Your instructions:
Scan the listing beneath this sentence. Report each line with the word "kind".

━━━━

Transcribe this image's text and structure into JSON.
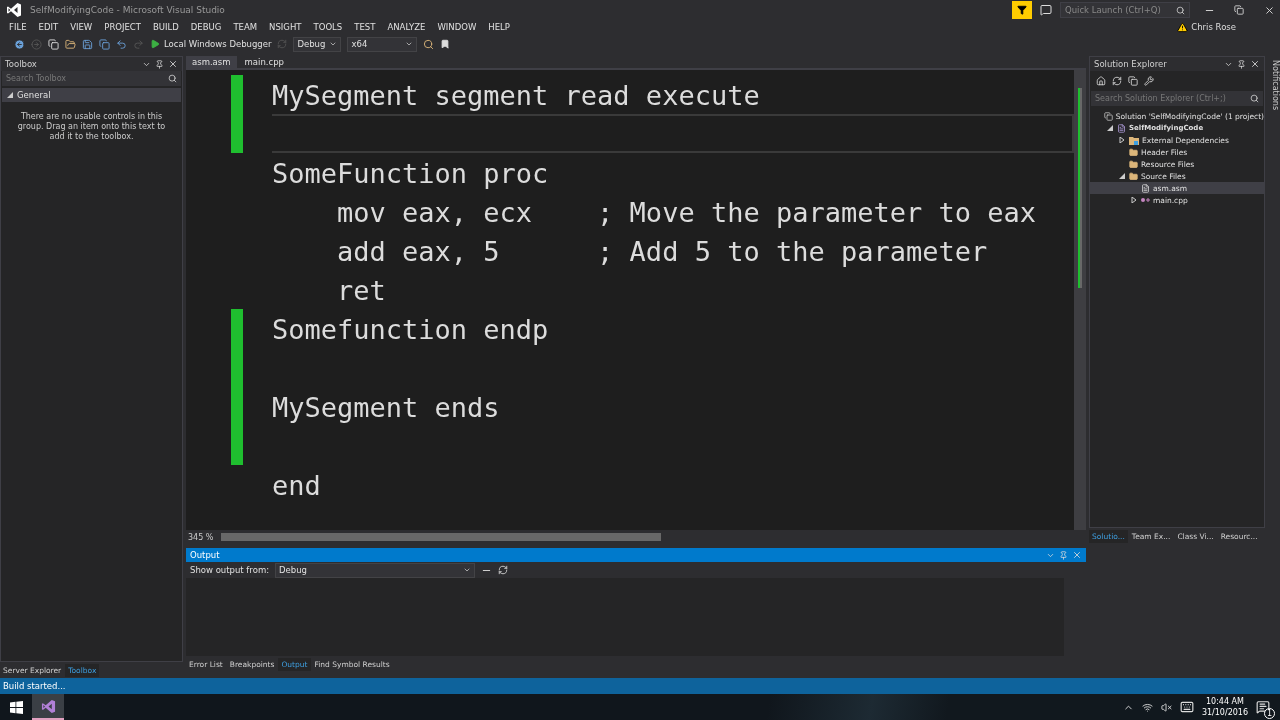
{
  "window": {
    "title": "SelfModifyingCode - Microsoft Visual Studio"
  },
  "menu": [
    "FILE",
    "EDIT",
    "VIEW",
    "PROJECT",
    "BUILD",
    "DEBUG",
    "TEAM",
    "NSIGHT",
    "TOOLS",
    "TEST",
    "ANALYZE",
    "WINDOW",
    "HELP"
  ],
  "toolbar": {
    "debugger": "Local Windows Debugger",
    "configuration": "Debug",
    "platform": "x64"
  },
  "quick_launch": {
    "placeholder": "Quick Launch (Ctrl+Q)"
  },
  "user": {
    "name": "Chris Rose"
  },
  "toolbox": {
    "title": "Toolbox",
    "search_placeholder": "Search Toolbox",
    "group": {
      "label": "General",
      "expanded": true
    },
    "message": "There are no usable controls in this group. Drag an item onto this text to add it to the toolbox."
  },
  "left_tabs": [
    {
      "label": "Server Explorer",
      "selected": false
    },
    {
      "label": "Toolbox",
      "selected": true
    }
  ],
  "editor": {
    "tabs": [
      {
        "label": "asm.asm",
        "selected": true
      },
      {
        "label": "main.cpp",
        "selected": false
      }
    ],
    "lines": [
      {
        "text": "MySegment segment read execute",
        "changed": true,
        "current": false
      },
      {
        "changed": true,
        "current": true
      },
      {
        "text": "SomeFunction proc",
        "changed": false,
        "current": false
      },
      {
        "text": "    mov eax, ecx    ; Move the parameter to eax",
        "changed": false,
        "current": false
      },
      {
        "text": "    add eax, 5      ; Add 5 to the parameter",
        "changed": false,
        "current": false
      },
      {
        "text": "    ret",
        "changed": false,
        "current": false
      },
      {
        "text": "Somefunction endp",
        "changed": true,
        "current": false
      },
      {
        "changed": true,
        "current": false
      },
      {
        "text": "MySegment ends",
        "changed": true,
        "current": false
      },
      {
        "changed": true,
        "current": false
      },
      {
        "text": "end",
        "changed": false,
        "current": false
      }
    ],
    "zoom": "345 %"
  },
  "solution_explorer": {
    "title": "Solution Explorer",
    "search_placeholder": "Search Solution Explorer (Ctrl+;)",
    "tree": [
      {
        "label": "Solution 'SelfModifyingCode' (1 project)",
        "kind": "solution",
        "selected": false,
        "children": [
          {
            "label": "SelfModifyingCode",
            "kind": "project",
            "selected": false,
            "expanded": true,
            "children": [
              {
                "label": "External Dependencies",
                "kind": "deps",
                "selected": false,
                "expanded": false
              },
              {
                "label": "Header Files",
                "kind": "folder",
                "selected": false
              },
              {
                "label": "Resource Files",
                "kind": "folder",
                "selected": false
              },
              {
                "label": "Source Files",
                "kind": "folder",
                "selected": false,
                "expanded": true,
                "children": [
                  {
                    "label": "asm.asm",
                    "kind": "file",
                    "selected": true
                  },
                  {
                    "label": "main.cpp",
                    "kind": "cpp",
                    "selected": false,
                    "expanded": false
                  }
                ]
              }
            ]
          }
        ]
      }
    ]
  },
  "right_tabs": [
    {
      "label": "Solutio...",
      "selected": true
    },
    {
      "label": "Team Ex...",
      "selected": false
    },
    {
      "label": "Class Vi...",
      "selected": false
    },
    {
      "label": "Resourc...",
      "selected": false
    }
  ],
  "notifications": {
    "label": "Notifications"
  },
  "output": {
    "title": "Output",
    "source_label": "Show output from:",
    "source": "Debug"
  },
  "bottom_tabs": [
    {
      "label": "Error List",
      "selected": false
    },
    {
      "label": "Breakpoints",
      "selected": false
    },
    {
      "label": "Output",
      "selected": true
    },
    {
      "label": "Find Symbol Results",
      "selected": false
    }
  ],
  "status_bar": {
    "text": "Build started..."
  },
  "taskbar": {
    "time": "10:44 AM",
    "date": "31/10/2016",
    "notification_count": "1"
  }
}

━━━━

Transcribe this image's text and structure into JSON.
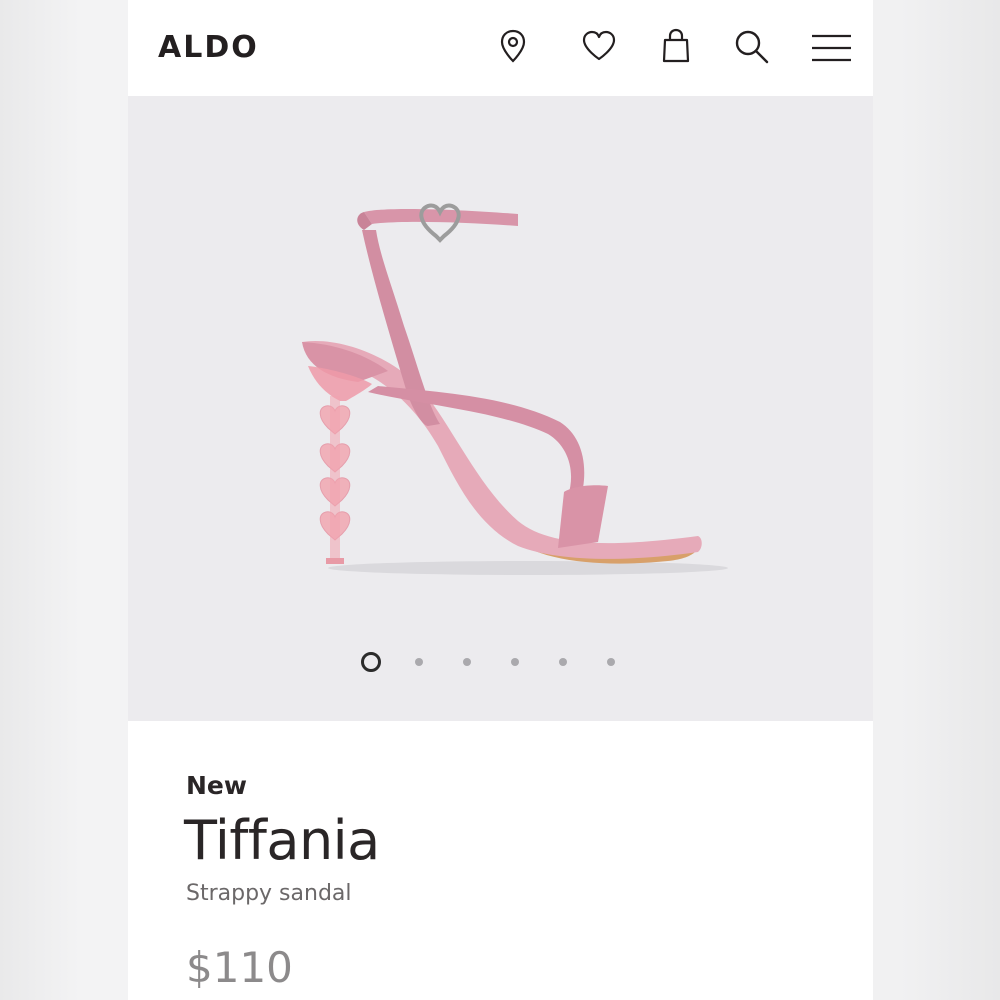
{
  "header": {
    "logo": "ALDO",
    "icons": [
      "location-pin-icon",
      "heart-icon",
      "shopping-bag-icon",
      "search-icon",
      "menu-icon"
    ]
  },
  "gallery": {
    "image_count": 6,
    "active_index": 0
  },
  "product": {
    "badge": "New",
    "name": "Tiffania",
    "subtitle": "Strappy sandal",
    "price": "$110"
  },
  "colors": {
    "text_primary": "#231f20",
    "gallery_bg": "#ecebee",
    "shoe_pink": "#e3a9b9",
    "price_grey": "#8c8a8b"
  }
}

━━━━

Task result:
        "kind": "solution",
            "kind": "project",
                "kind": "deps",
                "kind": "folder",
                "kind": "folder",
                "kind": "folder",
                    "kind": "file",
                    "kind": "cpp",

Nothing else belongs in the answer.